December 20, 2021
Good evening, friends,
This week’s mushroom is Mycena haematopus, commonly known as the bleeding fairy helmet – perhaps our best common name yet. This mushroom was found in the ramble on 10/8/2021 and, again, identified on iNaturalist by Ethan from the New York Mycological Society. The mushrooms were growing out of an Eastern redbud tree (Cercis canadensis).
As the common name suggests, this mushroom will exude a dark red liquid, known as a latex, from any part of the mushroom when wounded. I didn’t get a great picture of this but you can see in the unfocused image below some liquid forming at the base of the stipe where I detached the mushroom from the wood. In Ancient Greek, “haemat” means blood and “pus”, as we learned last week, means foot.

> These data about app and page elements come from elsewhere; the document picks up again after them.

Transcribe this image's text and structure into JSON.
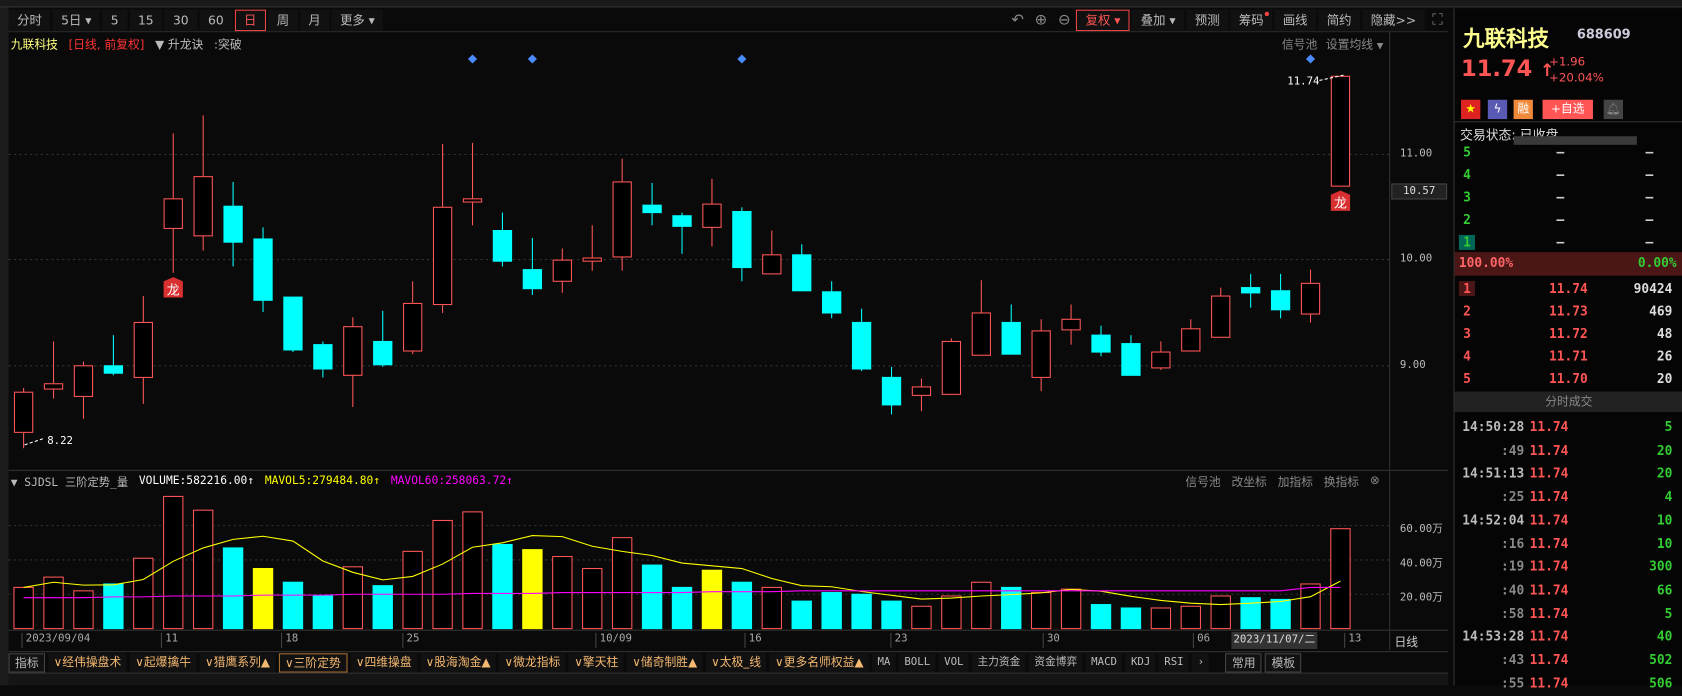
{
  "toolbar": {
    "periods": [
      "分时",
      "5日",
      "5",
      "15",
      "30",
      "60",
      "日",
      "周",
      "月",
      "更多"
    ],
    "active_period": "日",
    "right": {
      "fq": "复权",
      "overlay": "叠加",
      "forecast": "预测",
      "chips": "筹码",
      "draw": "画线",
      "simple": "简约",
      "hide": "隐藏>>"
    }
  },
  "chart_header": {
    "name": "九联科技",
    "mode": "[日线, 前复权]",
    "indicator": "升龙诀",
    "signal": ":突破",
    "signal_pool": "信号池",
    "set_ma": "设置均线"
  },
  "price_axis": {
    "labels": [
      "11.00",
      "10.00",
      "9.00"
    ],
    "highlight": "10.57"
  },
  "annotations": {
    "high_label": "11.74",
    "low_label": "8.22",
    "signal_char": "龙"
  },
  "volume_header": {
    "name": "SJDSL 三阶定势_量",
    "volume": "VOLUME:582216.00↑",
    "mavol5": "MAVOL5:279484.80↑",
    "mavol60": "MAVOL60:258063.72↑",
    "actions": [
      "信号池",
      "改坐标",
      "加指标",
      "换指标"
    ]
  },
  "volume_axis": {
    "labels": [
      "60.00万",
      "40.00万",
      "20.00万"
    ]
  },
  "date_axis": {
    "labels": [
      "2023/09/04",
      "11",
      "18",
      "25",
      "10/09",
      "16",
      "23",
      "30",
      "06",
      "13"
    ],
    "selected": "2023/11/07/二",
    "period": "日线"
  },
  "bottom_tabs": [
    "指标",
    "∨经伟操盘术",
    "∨起爆擒牛",
    "∨猎鹰系列▲",
    "∨三阶定势",
    "∨四维操盘",
    "∨股海淘金▲",
    "∨微龙指标",
    "∨擎天柱",
    "∨储奇制胜▲",
    "∨太极_线",
    "∨更多名师权益▲",
    "MA",
    "BOLL",
    "VOL",
    "主力资金",
    "资金博弈",
    "MACD",
    "KDJ",
    "RSI",
    "›",
    "常用",
    "模板"
  ],
  "quote": {
    "name": "九联科技",
    "code": "688609",
    "price": "11.74",
    "arrow": "↑",
    "change": "+1.96",
    "change_pct": "+20.04%",
    "add_watch": "+自选",
    "margin": "融",
    "status": "交易状态: 已收盘"
  },
  "order_book": {
    "asks": [
      {
        "level": "5",
        "price": "—",
        "vol": "—"
      },
      {
        "level": "4",
        "price": "—",
        "vol": "—"
      },
      {
        "level": "3",
        "price": "—",
        "vol": "—"
      },
      {
        "level": "2",
        "price": "—",
        "vol": "—"
      },
      {
        "level": "1",
        "price": "—",
        "vol": "—"
      }
    ],
    "buy_ratio": "100.00%",
    "sell_ratio": "0.00%",
    "bids": [
      {
        "level": "1",
        "price": "11.74",
        "vol": "90424"
      },
      {
        "level": "2",
        "price": "11.73",
        "vol": "469"
      },
      {
        "level": "3",
        "price": "11.72",
        "vol": "48"
      },
      {
        "level": "4",
        "price": "11.71",
        "vol": "26"
      },
      {
        "level": "5",
        "price": "11.70",
        "vol": "20"
      }
    ]
  },
  "trades_title": "分时成交",
  "trades": [
    {
      "t": "14:50:28",
      "p": "11.74",
      "v": "5"
    },
    {
      "t": ":49",
      "p": "11.74",
      "v": "20"
    },
    {
      "t": "14:51:13",
      "p": "11.74",
      "v": "20"
    },
    {
      "t": ":25",
      "p": "11.74",
      "v": "4"
    },
    {
      "t": "14:52:04",
      "p": "11.74",
      "v": "10"
    },
    {
      "t": ":16",
      "p": "11.74",
      "v": "10"
    },
    {
      "t": ":19",
      "p": "11.74",
      "v": "300"
    },
    {
      "t": ":40",
      "p": "11.74",
      "v": "66"
    },
    {
      "t": ":58",
      "p": "11.74",
      "v": "5"
    },
    {
      "t": "14:53:28",
      "p": "11.74",
      "v": "40"
    },
    {
      "t": ":43",
      "p": "11.74",
      "v": "502"
    },
    {
      "t": ":55",
      "p": "11.74",
      "v": "506"
    }
  ],
  "colors": {
    "up": "#ff5555",
    "down": "#00ffff",
    "signal": "#ffff00",
    "ma5": "#ffff00",
    "ma60": "#ff00ff",
    "diamond": "#4a8cff"
  },
  "chart_data": {
    "type": "candlestick",
    "ohlc": [
      [
        8.37,
        8.75,
        8.79,
        8.22
      ],
      [
        8.78,
        8.83,
        9.23,
        8.69
      ],
      [
        8.71,
        9.0,
        9.04,
        8.5
      ],
      [
        9.0,
        8.93,
        9.29,
        8.91
      ],
      [
        8.89,
        9.41,
        9.66,
        8.64
      ],
      [
        10.3,
        10.58,
        11.2,
        9.88
      ],
      [
        10.23,
        10.79,
        11.37,
        10.09
      ],
      [
        10.51,
        10.17,
        10.74,
        9.94
      ],
      [
        10.2,
        9.62,
        10.31,
        9.51
      ],
      [
        9.65,
        9.15,
        9.65,
        9.13
      ],
      [
        9.2,
        8.97,
        9.23,
        8.89
      ],
      [
        8.91,
        9.37,
        9.46,
        8.61
      ],
      [
        9.23,
        9.01,
        9.52,
        8.99
      ],
      [
        9.14,
        9.59,
        9.8,
        9.11
      ],
      [
        9.58,
        10.5,
        11.1,
        9.5
      ],
      [
        10.55,
        10.58,
        11.11,
        10.33
      ],
      [
        10.28,
        9.99,
        10.45,
        9.94
      ],
      [
        9.91,
        9.73,
        10.21,
        9.67
      ],
      [
        9.8,
        10.0,
        10.11,
        9.69
      ],
      [
        9.99,
        10.02,
        10.33,
        9.9
      ],
      [
        10.03,
        10.74,
        10.96,
        9.9
      ],
      [
        10.52,
        10.45,
        10.73,
        10.33
      ],
      [
        10.42,
        10.32,
        10.45,
        10.06
      ],
      [
        10.31,
        10.53,
        10.77,
        10.13
      ],
      [
        10.46,
        9.93,
        10.5,
        9.8
      ],
      [
        9.87,
        10.05,
        10.28,
        9.87
      ],
      [
        10.05,
        9.71,
        10.15,
        9.71
      ],
      [
        9.7,
        9.5,
        9.8,
        9.45
      ],
      [
        9.41,
        8.97,
        9.54,
        8.95
      ],
      [
        8.89,
        8.63,
        8.99,
        8.54
      ],
      [
        8.72,
        8.8,
        8.88,
        8.57
      ],
      [
        8.73,
        9.23,
        9.26,
        8.73
      ],
      [
        9.1,
        9.5,
        9.81,
        9.1
      ],
      [
        9.41,
        9.11,
        9.58,
        9.11
      ],
      [
        8.89,
        9.33,
        9.44,
        8.76
      ],
      [
        9.34,
        9.44,
        9.58,
        9.2
      ],
      [
        9.29,
        9.13,
        9.38,
        9.09
      ],
      [
        9.21,
        8.91,
        9.29,
        8.91
      ],
      [
        8.98,
        9.13,
        9.23,
        8.96
      ],
      [
        9.14,
        9.35,
        9.44,
        9.14
      ],
      [
        9.27,
        9.66,
        9.74,
        9.27
      ],
      [
        9.74,
        9.69,
        9.87,
        9.55
      ],
      [
        9.71,
        9.53,
        9.87,
        9.45
      ],
      [
        9.49,
        9.78,
        9.91,
        9.41
      ],
      [
        10.7,
        11.74,
        11.74,
        10.7
      ]
    ],
    "volume_wan": [
      24,
      30,
      22,
      26,
      41,
      77,
      69,
      47,
      35,
      27,
      19,
      36,
      25,
      45,
      63,
      68,
      49,
      46,
      42,
      35,
      53,
      37,
      24,
      34,
      27,
      24,
      16,
      21,
      20,
      16,
      13,
      19,
      27,
      24,
      21,
      23,
      14,
      12,
      12,
      13,
      19,
      18,
      17,
      26,
      58.2
    ],
    "volume_signal_bars": [
      8,
      17,
      23
    ],
    "mavol60_wan": [
      18,
      18,
      18,
      18.5,
      18.5,
      19,
      19,
      19,
      19.5,
      19.5,
      19.5,
      20,
      20,
      20,
      20,
      20.5,
      20.5,
      20.5,
      21,
      21,
      21,
      21,
      21,
      21.5,
      21.5,
      21.5,
      22,
      22,
      22,
      22,
      22,
      22,
      22,
      22,
      22,
      22,
      22,
      22,
      22,
      22,
      22,
      22,
      22,
      24,
      24
    ],
    "signal_diamonds": [
      15,
      17,
      24,
      43
    ],
    "dragon_signals": [
      5,
      44
    ],
    "price_range": [
      8.0,
      12.0
    ],
    "volume_range_wan": [
      0,
      80
    ]
  }
}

Another interesting note is that both the mushroom and mycelium of M. Haematopus is mildly bioluminescent. The thinking is that M. Haematopus, and other bioluminescent mushrooms, co-evolved with insects that are attracted to the light. The mushroom spores will then attach to the insect and the insect inadvertently acts as a vehicle for spore dispersal. This allows the spores to travel much farther than normal environmental factors would allow.
M. haematopus is saprobic on the deadwood of hardwoods. It grows spring through fall and is found in North America, Europe, and Asia. It can grow as a solitary mushroom but is typically found in small clusters like the specimens we have here. There is a similar species of bleeding mycena, Mycena sanguinolenta, that grows from detritus in conifer woods. M. haematopus has caps that range from 1-5 cm wide and, along with the substrate, the larger capsize of M. haematopus is a distinguishing factor between the two species.

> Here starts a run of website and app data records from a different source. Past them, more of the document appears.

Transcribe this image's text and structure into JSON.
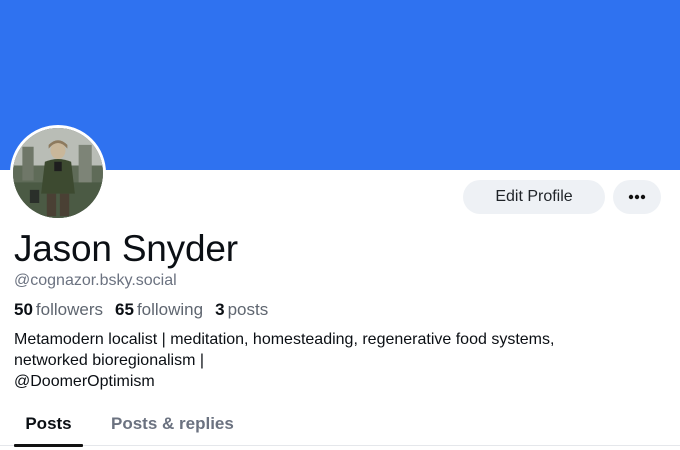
{
  "profile": {
    "display_name": "Jason Snyder",
    "handle": "@cognazor.bsky.social",
    "banner_color": "#2f72f0",
    "avatar_icon": "profile-photo-avatar"
  },
  "actions": {
    "edit_profile_label": "Edit Profile",
    "more_icon": "ellipsis-icon"
  },
  "stats": {
    "followers_count": "50",
    "followers_label": "followers",
    "following_count": "65",
    "following_label": "following",
    "posts_count": "3",
    "posts_label": "posts"
  },
  "bio": {
    "line1": "Metamodern localist | meditation, homesteading, regenerative food systems,",
    "line2": "networked bioregionalism |",
    "line3": "@DoomerOptimism"
  },
  "tabs": [
    {
      "label": "Posts",
      "active": true
    },
    {
      "label": "Posts & replies",
      "active": false
    }
  ]
}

An interesting caveat is that M. haematopus is regarded as a late colonizer species – a fungus that will grow on wood that has already been colonized and substantially degraded by other fungi. That’s likely not the case with this wood, seeing as all of the bark is still intact and the tree is alive, which may suggest this isn’t M. Haematopus after all. Mushrooms in the genus Mycena are tough to ID using physical features because they are all quite alike, and this just illustrates the importance of using DNA sequencing to confirm identification of these similar looking shrooms. DNA kits are becoming more accessible and I hope to soon have a setup where I can sequence my own finds. Until then we have the great community of the New York Mycological Society and iNaturalist to help us with identification.
The winter solstice is (mercifully) tomorrow,

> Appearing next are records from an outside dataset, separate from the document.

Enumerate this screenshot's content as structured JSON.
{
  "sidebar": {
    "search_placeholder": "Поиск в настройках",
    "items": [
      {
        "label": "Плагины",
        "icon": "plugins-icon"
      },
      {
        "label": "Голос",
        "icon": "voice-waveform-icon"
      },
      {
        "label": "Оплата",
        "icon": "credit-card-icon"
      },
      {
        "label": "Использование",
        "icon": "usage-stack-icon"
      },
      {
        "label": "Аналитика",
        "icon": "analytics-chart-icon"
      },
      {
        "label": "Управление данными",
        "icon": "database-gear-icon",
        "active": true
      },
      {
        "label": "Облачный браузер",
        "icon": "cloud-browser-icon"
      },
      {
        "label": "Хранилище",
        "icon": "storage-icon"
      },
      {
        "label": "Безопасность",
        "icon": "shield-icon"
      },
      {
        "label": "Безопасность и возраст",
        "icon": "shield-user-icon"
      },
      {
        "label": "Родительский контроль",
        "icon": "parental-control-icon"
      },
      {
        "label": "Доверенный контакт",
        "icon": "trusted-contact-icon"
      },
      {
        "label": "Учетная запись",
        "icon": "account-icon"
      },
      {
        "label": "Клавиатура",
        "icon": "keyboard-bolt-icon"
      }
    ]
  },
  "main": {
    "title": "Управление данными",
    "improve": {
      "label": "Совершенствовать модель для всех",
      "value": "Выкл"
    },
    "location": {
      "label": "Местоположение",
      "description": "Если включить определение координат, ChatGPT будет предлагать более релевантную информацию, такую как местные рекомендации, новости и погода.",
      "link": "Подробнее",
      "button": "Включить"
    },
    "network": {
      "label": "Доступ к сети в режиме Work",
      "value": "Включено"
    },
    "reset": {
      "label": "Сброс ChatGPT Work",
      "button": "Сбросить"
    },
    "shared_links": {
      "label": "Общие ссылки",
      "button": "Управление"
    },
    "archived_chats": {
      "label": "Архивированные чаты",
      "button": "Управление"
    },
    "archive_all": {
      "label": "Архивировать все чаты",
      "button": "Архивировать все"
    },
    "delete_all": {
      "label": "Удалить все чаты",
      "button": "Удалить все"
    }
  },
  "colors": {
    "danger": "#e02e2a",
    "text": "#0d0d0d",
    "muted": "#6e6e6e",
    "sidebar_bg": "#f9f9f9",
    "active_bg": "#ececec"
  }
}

1) Kuo, M. (2010, December). Mycena haematopus. Retrieved from the MushroomExpert.Com Web site: http://www.mushroomexpert.com/mycena_haematopus.html